And Don would be more than happy to lend a hand. He could deliver a nationally televised rant on European hockey players, fisticuffs, the instigator rule, no-touch icing, etc etc, after which he could diss Ron, tell him for the umpteenth time that he doesn’t know what he is talking about whereupon Ron, his mug graced with a beatific smile, would, after a good bad pun appropriate to the occasion, set a torch to a giant effigy of Don on Parliament hill then a select posse of sports writers could lead US in consigning his Rock `Em Sock `Em stuff and whatever else they deemed was tainted with the imprint of un-Canadian Donism to the cleansing flames.
Religous /feminists/environmentalists/activists-at-large could denounce Don as a dinosaur, a relic of a by-gone era, and as such an intolerable obstacle on OUR journey to national self-realization and therefore guilty of creating his own reality – it’s clearly his fault that WE are forced to make him go poof.
The politicos could chip in, too. The next morning the Prime Minister could give a speech in which he announces that effective immediately it would be a criminal offence punishable by a fine of no less than $19.37 plus GST and 78 minutes in the corner of the Kindergarten class nearest to the offender to even say Don let alone name your baby after him. In fact, not only the name Don but the very word could be erased from OUR lexicon. No more Don! No more don! And Cherry/cherry, too. Kiss `em goodbye! In less than 24 hours Don would be officially gone – after all, WE Canadians are respectable law-abiding citizens, eh? No longer would he be in OUR collective face and on the tip of OUR tongue and, unlike the Cheshire Cat, his poofing would be terminal leaving US Don-free to continue OUR quest to find ourselves, to create a new vibrant identity that captures and expresses OUR Commitment To Diversity, to being everybody and nobody – a challenge that only a progressive post-post-modern Canada can meet – and become living proof that `It Is All Relative’ as WE lead the way in the forging of a Brave New World, a peaceful haphaphappy world from which all those bestial atavistic urges and surges inherent in Donism have been eradicated

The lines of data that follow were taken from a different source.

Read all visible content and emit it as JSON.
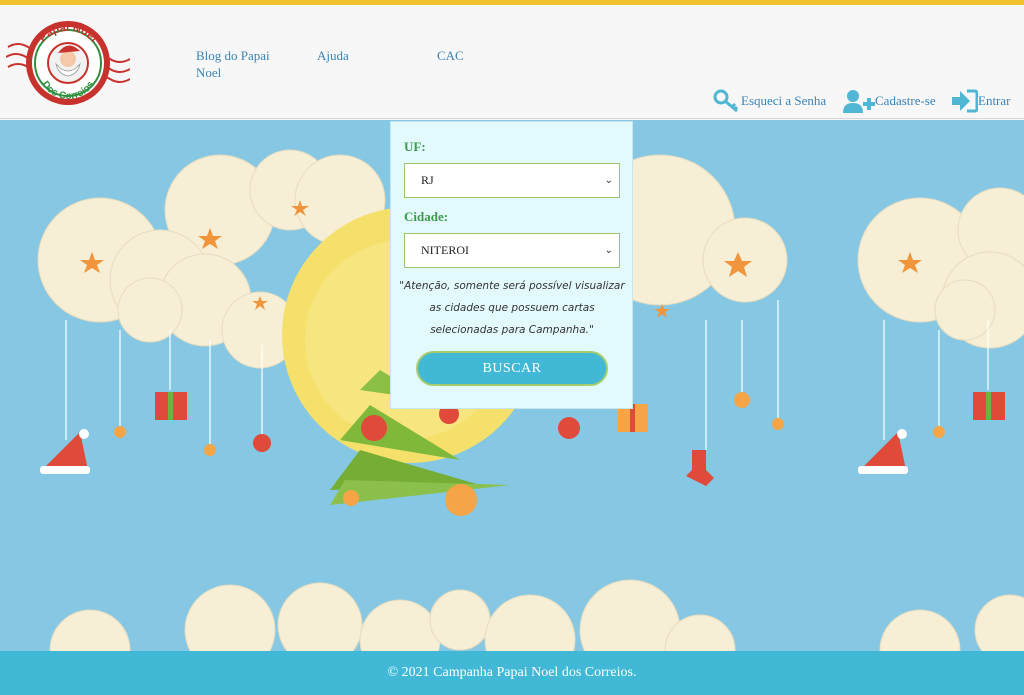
{
  "brand": {
    "logo_text_top": "Papai Noel",
    "logo_text_bottom": "Dos Correios"
  },
  "nav": {
    "blog_label": "Blog do Papai Noel",
    "ajuda_label": "Ajuda",
    "cac_label": "CAC"
  },
  "actions": {
    "forgot_label": "Esqueci a Senha",
    "forgot_icon": "key-icon",
    "register_label": "Cadastre-se",
    "register_icon": "add-user-icon",
    "login_label": "Entrar",
    "login_icon": "sign-in-icon"
  },
  "search": {
    "uf_label": "UF:",
    "uf_value": "RJ",
    "cidade_label": "Cidade:",
    "cidade_value": "NITEROI",
    "notice": "\"Atenção, somente será possível visualizar as cidades que possuem cartas selecionadas para Campanha.\"",
    "button_label": "BUSCAR"
  },
  "footer": {
    "copyright": "© 2021 Campanha Papai Noel dos Correios."
  },
  "colors": {
    "top_stripe": "#f2c230",
    "link": "#3b83b5",
    "sky": "#86c8e3",
    "footer_bg": "#41b8d5",
    "label_green": "#3c9c49",
    "button_bg": "#41b8d5"
  }
}
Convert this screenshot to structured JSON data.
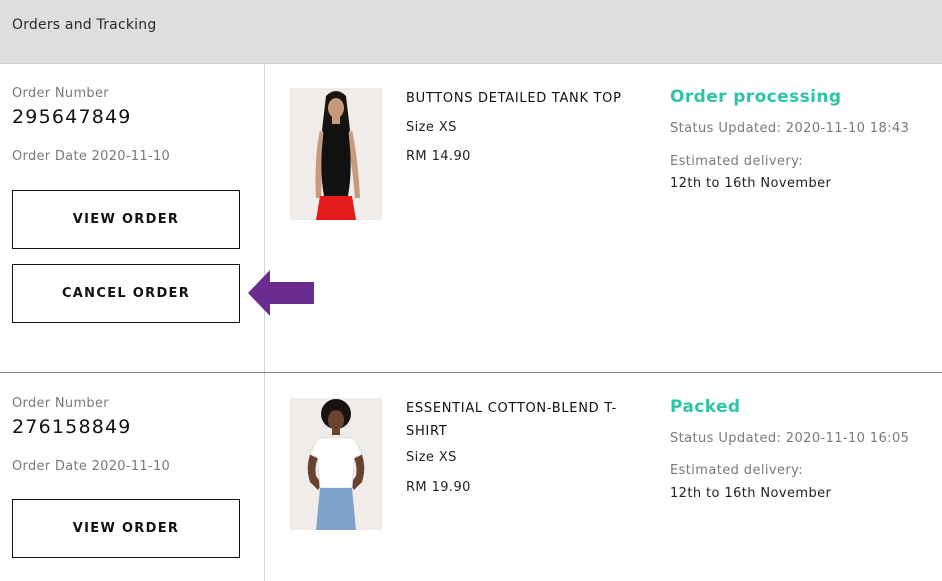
{
  "header": {
    "title": "Orders and Tracking"
  },
  "colors": {
    "status": "#2ec4a6",
    "arrow": "#6b2c91"
  },
  "orders": [
    {
      "number_label": "Order Number",
      "number": "295647849",
      "date": "Order Date 2020-11-10",
      "view_label": "VIEW ORDER",
      "cancel_label": "CANCEL ORDER",
      "product": {
        "name": "BUTTONS DETAILED TANK TOP",
        "size": "Size XS",
        "price": "RM 14.90",
        "image_icon": "black-tank-top-model-photo"
      },
      "status": "Order processing",
      "updated": "Status Updated: 2020-11-10 18:43",
      "est_label": "Estimated delivery:",
      "est_value": "12th to 16th November"
    },
    {
      "number_label": "Order Number",
      "number": "276158849",
      "date": "Order Date 2020-11-10",
      "view_label": "VIEW ORDER",
      "product": {
        "name": "ESSENTIAL COTTON-BLEND T-SHIRT",
        "size": "Size XS",
        "price": "RM 19.90",
        "image_icon": "white-tshirt-model-photo"
      },
      "status": "Packed",
      "updated": "Status Updated: 2020-11-10 16:05",
      "est_label": "Estimated delivery:",
      "est_value": "12th to 16th November"
    }
  ]
}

An alluring vision, eh? Alas, like all utopian dreams, it is impractical. Why? I’ll tell you tomorrow.